Canadian Blood Services launched Sirens for Life
That's the message delivered by Canadian Blood Services and local emergency services personnel today when they launched the annual Sirens for Life blood drive, that pits against one another local police, paramedics and firefighters in a challenge to collect the most blood.
“The need for blood doesn’t take a summer vacation, and paramedics, fire and police workers may know this more than most,” Annon Zubal, community development co-ordinator, said. “That’s one of the reasons these first responders are rallying together and rolling up their sleeves.”
As such, Canadian Blood Services at 235 Cedar St. will be open July 2 when most of the rest of the city will shut down for the statutory holiday, Zubal said.
As of noon on June 28, Canadian Blood Services still needed to fill about 60 per cent of it available time slots.

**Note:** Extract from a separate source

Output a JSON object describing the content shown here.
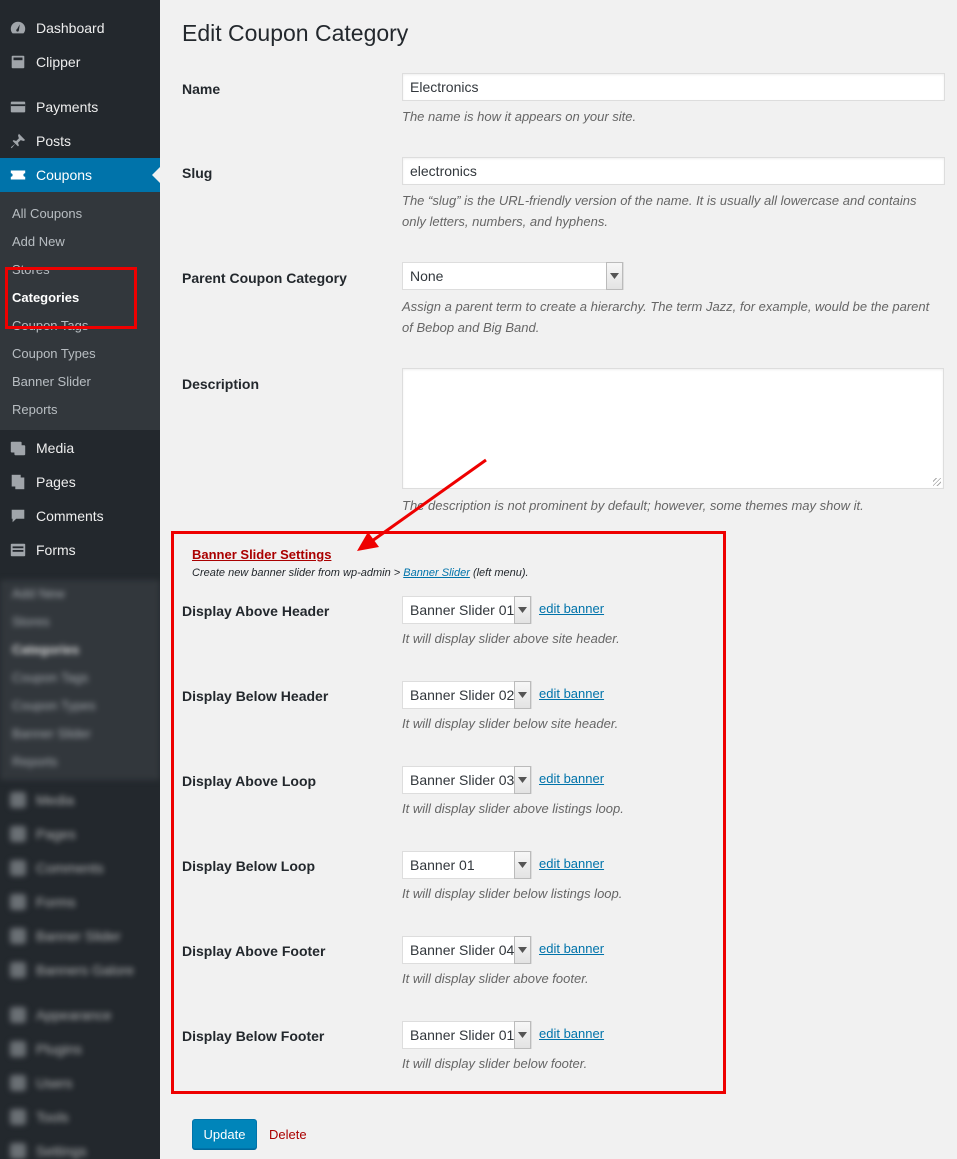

Police, fire and paramedic services personnel will roll up their sleeves over the next two months as part of Sirens for Life. They are going above and beyond the call of duty to rally behind this year’s Sirens for Life blood donor challenge to donate blood and help save lives.
The challenge runs from July 1 to Sept. 3 as the three branches compete to donate the most blood. The competition for bragging rights is friendly but every police, fire or EMS worker knows the importance of blood.
Dennis Melanson, superintendent of investigations and compliance for Sudbury EMS, said on a daily basis, paramedics see the need for blood donations.
“This is a great cause, we all have families who live in the area,” Melanson said. “This really is a small community, and the chances are great of knowing someone who will need a blood transfusion at some point in their life.”
Last year was the biggest turnout for Sudbury EMS, he said, with 29 units donated by staff, family and friends. It was enough for EMS to walk away with bragging rights, beating out Greater Sudbury Fire Service, the Ontario Provincial Police and Greater Sudbury Police Service.
“I've set a goal of 50 donations for our service this year,” Melanson said. “We've managed to win the title for the past two years, but I think this year is going to be tougher, because I've seen a few emails go out to the other services encouraging donations. The challenge is out there, and we're going to have to step up to win it again this year.”
For this year’s Canadian Blood Services’ Sirens for Life blood donor challenge, the goal is to collect 100 units of blood in northeastern Ontario and to increase the number of young, male, ethnically diverse registrants on the One Match Stem Cell and Marrow Network, Zubal said.
“I know the hard work and drive of our emergency services personnel will bring in more than we have targeted,” he said. “It's these people who are on the frontline every day and know lives can change in an instant.”
For the month of July, Canadian Blood Services still has more than 500 open appointments at 235 Cedar St.; for the month of August, there are 700 open appointments still available.
“We need help, and we need the community to rally and help us hit our targets,” Zubal said.
Anyone can need blood at anytime. It can take 50 units of blood to save someone who has been in a car accident. That means 50 donors who need to come in to donate.”
Forecasts for July and September for northeastern Ontario is that about 20,000 units of blood will be needed for hospital and patient demand, he said. June, July and August is a very tough time of the year for Canadian Blood Services, because people are away on vacation, “and this is a way for us to keep the need for donations in the public.”
Posted by Arron Pickard